> _INFORMATION SUPPLIED_
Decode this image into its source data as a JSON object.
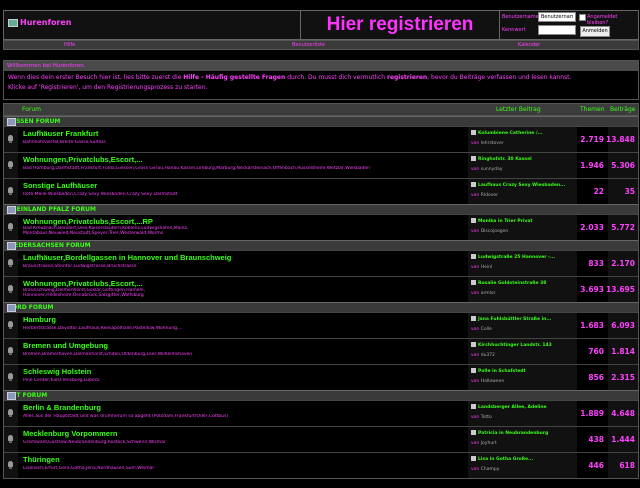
{
  "header": {
    "site_name": "Hurenforen",
    "register_label": "Hier registrieren",
    "login": {
      "username_label": "Benutzername",
      "username_value": "Benutzernam",
      "password_label": "Kennwort",
      "remember_label": "Angemeldet bleiben?",
      "submit_label": "Anmelden"
    }
  },
  "nav": {
    "items": [
      "Hilfe",
      "Benutzerliste",
      "Kalender"
    ]
  },
  "welcome": {
    "title": "Willkommen bei Hurenforen.",
    "text_1": "Wenn dies dein erster Besuch hier ist, lies bitte zuerst die",
    "help_link": "Hilfe - Häufig gestellte Fragen",
    "text_2": "durch. Du musst dich vermutlich",
    "register_link": "registrieren",
    "text_3": ", bevor du Beiträge verfassen und lesen kannst.",
    "text_4": "Klicke auf 'Registrieren', um den Registrierungsprozess zu starten."
  },
  "table_headers": {
    "forum": "Forum",
    "last_post": "Letzter Beitrag",
    "threads": "Themen",
    "posts": "Beiträge"
  },
  "categories": [
    {
      "title": "HESSEN FORUM",
      "forums": [
        {
          "title": "Laufhäuser Frankfurt",
          "desc": "Bahnhofsviertel,Breite Gasse,Sulfass",
          "last_title": "Kolumbiene Catherine /...",
          "last_by": "von",
          "last_user": "lehrstover",
          "threads": "2.719",
          "posts": "13.848"
        },
        {
          "title": "Wohnungen,Privatclubs,Escort,...",
          "desc": "Bad Homburg,Darmstadt,Frankfurt,Fulda,Giessen,Gross Gerau,Hanau,Kassel,Limburg,Marburg,Neckarsteinach,Offenbach,Rüsselsheim,Wetzlar,Wiesbaden",
          "last_title": "Ringhofstr. 30 Kassel",
          "last_by": "von",
          "last_user": "sunnyday",
          "threads": "1.946",
          "posts": "5.306"
        },
        {
          "title": "Sonstige Laufhäuser",
          "desc": "Rote Meile Wiesbaden,Crazy Sexy Wiesbaden,Crazy Sexy Darmstadt",
          "last_title": "Laufhaus Crazy Sexy Wiesbaden...",
          "last_by": "von",
          "last_user": "Ridover",
          "threads": "22",
          "posts": "35"
        }
      ]
    },
    {
      "title": "RHEINLAND PFALZ FORUM",
      "forums": [
        {
          "title": "Wohnungen,Privatclubs,Escort,...RP",
          "desc": "Bad Kreuznach,Bendorf,Dies,Kaiserslautern,Koblenz,Ludwigshafen,Mainz,",
          "desc2": "Montabaur,Neuwied,Neustadt,Speyer,Trier,Westerwald,Worms",
          "last_title": "Monika in Trier Privat",
          "last_by": "von",
          "last_user": "Discojoogen",
          "threads": "2.033",
          "posts": "5.772"
        }
      ]
    },
    {
      "title": "NIEDERSACHSEN FORUM",
      "forums": [
        {
          "title": "Laufhäuser,Bordellgassen in Hannover und Braunschweig",
          "desc": "Braunstraese,Steintor,Ludwigstrasse,Bruchstrasse",
          "last_title": "Ludwigstraße 25 Hannover -...",
          "last_by": "von",
          "last_user": "Heinl",
          "threads": "833",
          "posts": "2.170"
        },
        {
          "title": "Wohnungen,Privatclubs,Escort,...",
          "desc": "Braunschweig,Delmenhorst,Goslar,Göttingen,Hameln,",
          "desc2": "Hannover,Hildesheim,Osnabrück,Salzgitter,Wolfsburg",
          "last_title": "Rosalie Goldsteinstraße 38",
          "last_by": "von",
          "last_user": "armlor",
          "threads": "3.693",
          "posts": "13.695"
        }
      ]
    },
    {
      "title": "NORD FORUM",
      "forums": [
        {
          "title": "Hamburg",
          "desc": "Herbertstrasse,Davidtor,Laufhaus,Reesapolhalle,Pastellow,Wohnung,...",
          "last_title": "Jana Fuhlsbüttler Straße in...",
          "last_by": "von",
          "last_user": "Colle",
          "threads": "1.683",
          "posts": "6.093"
        },
        {
          "title": "Bremen und Umgebung",
          "desc": "Bremen,Bremerhaven,Delmenhorst,Emden,Oldenburg,Leer,Wilhelmshaven",
          "last_title": "Kirchhuchtinger Landstr. 143",
          "last_by": "von",
          "last_user": "du372",
          "threads": "760",
          "posts": "1.814"
        },
        {
          "title": "Schleswig Holstein",
          "desc": "Pine Center,Kiel,Flensburg,Lübeck",
          "last_title": "Polle in Schafstedt",
          "last_by": "von",
          "last_user": "Halloween",
          "threads": "856",
          "posts": "2.315"
        }
      ]
    },
    {
      "title": "OST FORUM",
      "forums": [
        {
          "title": "Berlin & Brandenburg",
          "desc": "Alles aus der Hauptstadt und was drumherum so abgeht (Potsdam,Frankfurt/Oder,Cottbus)",
          "last_title": "Landsberger Allee, Adeline",
          "last_by": "von",
          "last_user": "Totto",
          "threads": "1.889",
          "posts": "4.648"
        },
        {
          "title": "Mecklenburg Vorpommern",
          "desc": "Greifswald,Güstrow,Neubrandenburg,Rostock,Schwerin,Wismar",
          "last_title": "Patricia in Neubrandenburg",
          "last_by": "von",
          "last_user": "Joyhurt",
          "threads": "438",
          "posts": "1.444"
        },
        {
          "title": "Thüringen",
          "desc": "Eisenach,Erfurt,Gera,Gotha,Jena,Nordhausen,Suhl,Weimar",
          "last_title": "Lisa in Gotha Große...",
          "last_by": "von",
          "last_user": "Champy",
          "threads": "446",
          "posts": "618"
        }
      ]
    }
  ]
}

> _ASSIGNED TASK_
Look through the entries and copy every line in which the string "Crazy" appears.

> _EXPECTED OUTPUT_
          "desc": "Rote Meile Wiesbaden,Crazy Sexy Wiesbaden,Crazy Sexy Darmstadt",
          "last_title": "Laufhaus Crazy Sexy Wiesbaden...",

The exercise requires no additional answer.